Task item
The response must reproduce exactly every line of the material below holding the word "필요하신가요".

Recorded data
• • •

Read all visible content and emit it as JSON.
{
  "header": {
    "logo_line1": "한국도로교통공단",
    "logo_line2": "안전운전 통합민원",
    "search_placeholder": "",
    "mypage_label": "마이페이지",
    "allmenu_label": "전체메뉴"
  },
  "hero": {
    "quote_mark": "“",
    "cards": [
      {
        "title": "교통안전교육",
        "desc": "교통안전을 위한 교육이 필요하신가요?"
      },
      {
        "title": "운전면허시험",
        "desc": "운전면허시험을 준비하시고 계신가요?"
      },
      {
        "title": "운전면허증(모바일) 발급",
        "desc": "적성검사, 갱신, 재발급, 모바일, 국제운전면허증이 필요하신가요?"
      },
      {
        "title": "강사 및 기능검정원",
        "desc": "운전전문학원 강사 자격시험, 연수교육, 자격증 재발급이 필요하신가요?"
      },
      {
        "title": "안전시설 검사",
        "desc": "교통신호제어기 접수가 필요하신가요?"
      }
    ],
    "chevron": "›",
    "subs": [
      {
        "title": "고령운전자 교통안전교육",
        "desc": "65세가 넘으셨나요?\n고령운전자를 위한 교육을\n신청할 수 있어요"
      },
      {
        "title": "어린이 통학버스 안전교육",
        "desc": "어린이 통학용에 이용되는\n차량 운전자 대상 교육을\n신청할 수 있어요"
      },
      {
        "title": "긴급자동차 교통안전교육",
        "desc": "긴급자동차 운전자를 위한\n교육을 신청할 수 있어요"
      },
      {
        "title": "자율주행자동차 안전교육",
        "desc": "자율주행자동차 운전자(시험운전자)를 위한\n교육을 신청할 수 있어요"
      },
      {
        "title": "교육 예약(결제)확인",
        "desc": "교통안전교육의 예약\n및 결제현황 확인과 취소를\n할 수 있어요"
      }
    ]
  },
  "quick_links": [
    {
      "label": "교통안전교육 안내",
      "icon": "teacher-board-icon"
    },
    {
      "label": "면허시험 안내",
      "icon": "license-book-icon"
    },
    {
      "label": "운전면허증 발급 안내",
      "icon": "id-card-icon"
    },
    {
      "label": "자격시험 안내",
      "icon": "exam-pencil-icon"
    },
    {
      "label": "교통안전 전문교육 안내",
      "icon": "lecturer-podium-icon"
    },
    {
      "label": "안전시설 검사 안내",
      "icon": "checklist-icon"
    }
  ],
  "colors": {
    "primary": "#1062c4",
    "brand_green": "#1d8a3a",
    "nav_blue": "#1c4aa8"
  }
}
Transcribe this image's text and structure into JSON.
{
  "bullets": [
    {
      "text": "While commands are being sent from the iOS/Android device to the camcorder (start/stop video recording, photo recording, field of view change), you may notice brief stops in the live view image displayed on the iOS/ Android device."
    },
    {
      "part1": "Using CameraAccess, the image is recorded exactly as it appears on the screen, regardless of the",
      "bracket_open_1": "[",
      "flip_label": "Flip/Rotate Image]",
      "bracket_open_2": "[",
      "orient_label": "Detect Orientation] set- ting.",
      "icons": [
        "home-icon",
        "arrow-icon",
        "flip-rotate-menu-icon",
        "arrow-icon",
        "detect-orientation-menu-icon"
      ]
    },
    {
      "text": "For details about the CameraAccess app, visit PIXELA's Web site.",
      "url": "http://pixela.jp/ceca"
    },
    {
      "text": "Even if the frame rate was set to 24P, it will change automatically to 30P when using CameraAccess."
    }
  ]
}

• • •

Exercise answer
        "desc": "교통안전을 위한 교육이 필요하신가요?"
        "desc": "적성검사, 갱신, 재발급, 모바일, 국제운전면허증이 필요하신가요?"
        "desc": "운전전문학원 강사 자격시험, 연수교육, 자격증 재발급이 필요하신가요?"
        "desc": "교통신호제어기 접수가 필요하신가요?"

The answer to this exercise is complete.